On the 1st November 2012, the Human Rights Council will review the human rights practices of Sri Lanka, as part of the Universal Periodic Review (UPR). On November 5th, the UPR report will be publicly released. The UPR mechanism is an important tool aimed to monitor compliance of states to their international human rights obligations.
Action contre la Faim (ACF) and SPEAK call upon the UN to launch an international and independent investigation to finally bring to justice those responsible for the murders of 17 aid workers in Sri Lanka.
On August 4th, 2006, armed men stormed ACF’s offices in Muttur, forced 17 staff members on to their knees and executed each of them with a bullet to the back of the head. This massacre accounts for the most serious crime ever committed against humanitarian workers.
What happened since?
Unfortunately, not much can be said about the evolution of the situation. Six years after the execution of our colleagues, no-one has been charged for this crime.
Allegedly, three national investigations have been launched into this crime. In reality, the investigations have been a succession of obstruction, interference of politics in the judiciary and a lack of transparency and independence.
The whole aftermath of the massacre has been plagued with procedural irregularities and depicts the lack of political willingness to carry out an impartial, independent and transparent investigation that shall guarantee the successful prosecution of those perpetrators.
Yet, the Government of Sri Lanka (GoSL) continuously reiterated their apparent commitment to bring the perpetrators to justice. Following the 2008 UPR report, the GoSL agreed to a certain amount of recommendations. Of particular interest, the recommendation A-15 required Sri Lanka to “ensure the adequate completion of investigations into the killings of aid workers, including by encouraging the Presidential Commission of Inquiry to use its legal investigative powers to their full extent”. The recommendation was never implemented.
Interestingly, the Lessons Learnt and Reconciliation Commission’s report (LLRC), released in December 2011, urged the implementation of similar recommendations made by the Presidential Commission – Commission inherently flawed and strongly criticised by the International Independent Group of Eminent Persons (IIGEP) and the UN Panel of Experts, which report was never publicly disclosed.
2012 – Impunity still prevails

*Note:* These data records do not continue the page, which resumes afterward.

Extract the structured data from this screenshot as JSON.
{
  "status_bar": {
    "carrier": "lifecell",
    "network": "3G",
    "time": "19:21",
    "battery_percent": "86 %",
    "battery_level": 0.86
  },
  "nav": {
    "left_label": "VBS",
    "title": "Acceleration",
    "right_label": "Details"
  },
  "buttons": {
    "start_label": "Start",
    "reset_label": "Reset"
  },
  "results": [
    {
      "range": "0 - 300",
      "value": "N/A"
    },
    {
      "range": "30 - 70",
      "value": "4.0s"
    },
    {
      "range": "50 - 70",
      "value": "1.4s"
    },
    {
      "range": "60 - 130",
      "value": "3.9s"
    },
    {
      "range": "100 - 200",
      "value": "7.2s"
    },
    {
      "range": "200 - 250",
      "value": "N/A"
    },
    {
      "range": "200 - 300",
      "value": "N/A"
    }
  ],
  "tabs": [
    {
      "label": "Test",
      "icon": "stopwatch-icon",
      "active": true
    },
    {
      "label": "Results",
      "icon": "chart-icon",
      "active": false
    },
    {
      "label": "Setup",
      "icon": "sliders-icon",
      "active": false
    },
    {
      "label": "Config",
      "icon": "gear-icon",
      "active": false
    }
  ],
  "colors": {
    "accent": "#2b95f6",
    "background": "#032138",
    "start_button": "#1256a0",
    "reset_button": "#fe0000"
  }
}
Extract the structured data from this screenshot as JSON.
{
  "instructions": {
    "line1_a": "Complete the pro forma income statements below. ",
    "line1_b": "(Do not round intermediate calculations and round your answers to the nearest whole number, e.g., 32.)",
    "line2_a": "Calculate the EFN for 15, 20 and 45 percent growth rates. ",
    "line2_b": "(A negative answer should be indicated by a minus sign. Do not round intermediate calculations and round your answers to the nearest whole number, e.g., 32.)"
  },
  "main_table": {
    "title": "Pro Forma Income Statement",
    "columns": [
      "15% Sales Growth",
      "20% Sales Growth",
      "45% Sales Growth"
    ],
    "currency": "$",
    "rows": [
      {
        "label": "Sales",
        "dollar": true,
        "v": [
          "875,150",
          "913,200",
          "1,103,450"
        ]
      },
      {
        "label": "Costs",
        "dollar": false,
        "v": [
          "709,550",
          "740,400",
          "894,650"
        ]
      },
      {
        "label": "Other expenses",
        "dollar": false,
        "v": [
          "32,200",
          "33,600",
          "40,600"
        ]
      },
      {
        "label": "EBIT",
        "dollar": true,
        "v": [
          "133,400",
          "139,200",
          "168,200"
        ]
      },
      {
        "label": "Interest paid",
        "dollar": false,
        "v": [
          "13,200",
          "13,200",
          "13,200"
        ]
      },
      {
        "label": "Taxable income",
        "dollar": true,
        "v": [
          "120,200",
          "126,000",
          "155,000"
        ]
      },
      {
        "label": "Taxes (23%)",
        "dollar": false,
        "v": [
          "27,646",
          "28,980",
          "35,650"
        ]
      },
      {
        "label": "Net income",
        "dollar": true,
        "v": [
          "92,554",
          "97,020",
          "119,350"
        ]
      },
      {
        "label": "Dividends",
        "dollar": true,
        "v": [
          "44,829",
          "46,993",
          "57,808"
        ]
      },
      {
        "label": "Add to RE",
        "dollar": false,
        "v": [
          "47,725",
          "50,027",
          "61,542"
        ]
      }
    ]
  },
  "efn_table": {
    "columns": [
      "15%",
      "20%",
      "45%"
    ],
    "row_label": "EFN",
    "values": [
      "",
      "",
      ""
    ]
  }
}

The Human Rights Council’s March 2012 resolution on “Promoting Reconciliation and Accountability in Sri Lanka” requested the government to present a “comprehensive action plan […] to implement the recommendations made in the Commission’s [LLRC] report and also to address alleged violations of international law”. The government’s “national action plan”, released in late July 2012, encompasses again the specific recommendation on the Muttur massacre. Strangely, the implementation of the recommendation is stated “on-going” despite the absence of benchmarks and means of measurement for its effective implementation. Regarding the personnel in charge of follow-up of the investigation, no information is presently available. Consequently, it is impossible for ACF to assess whether previously identified conflicts of interest and irregularities have been addressed; and in what conditions evidence and testimonies would be collected or under which jurisdiction the case would be brought.
The total lack of transparency around this so-called new investigation shows lessons from previous failures have not been learnt and there remains a total lack of willingness from the Government of Sri Lanka to find and prosecute the perpetrators of this crime.
Supporting an International and Independent Investigation
ACF believes that yet another national investigation cannot be compatible with established norms and standards of international law and will only cause more suffering for the families.
Without involvement of the international community, justice will never be served.
Member states of the Human Rights Council need to demand immediate action from the GoSL. During the Universal Periodic Review (UPR) on November 1st and in the run up to its March 2013 session, in light of the failure of the GoSL to ensure domestic accountability, ACF and SPEAK ask the Council Members:
1. to request the Sri Lankan authorities to provide credible evidence of new and independent investigations on the case, based on internationally recognised standards of law (as per the Action Plan to implement the LLRC);
2. to set up an independent body of international experts having the required competence and mandated to monitor and conduct a thorough investigation followed by efficient prosecution.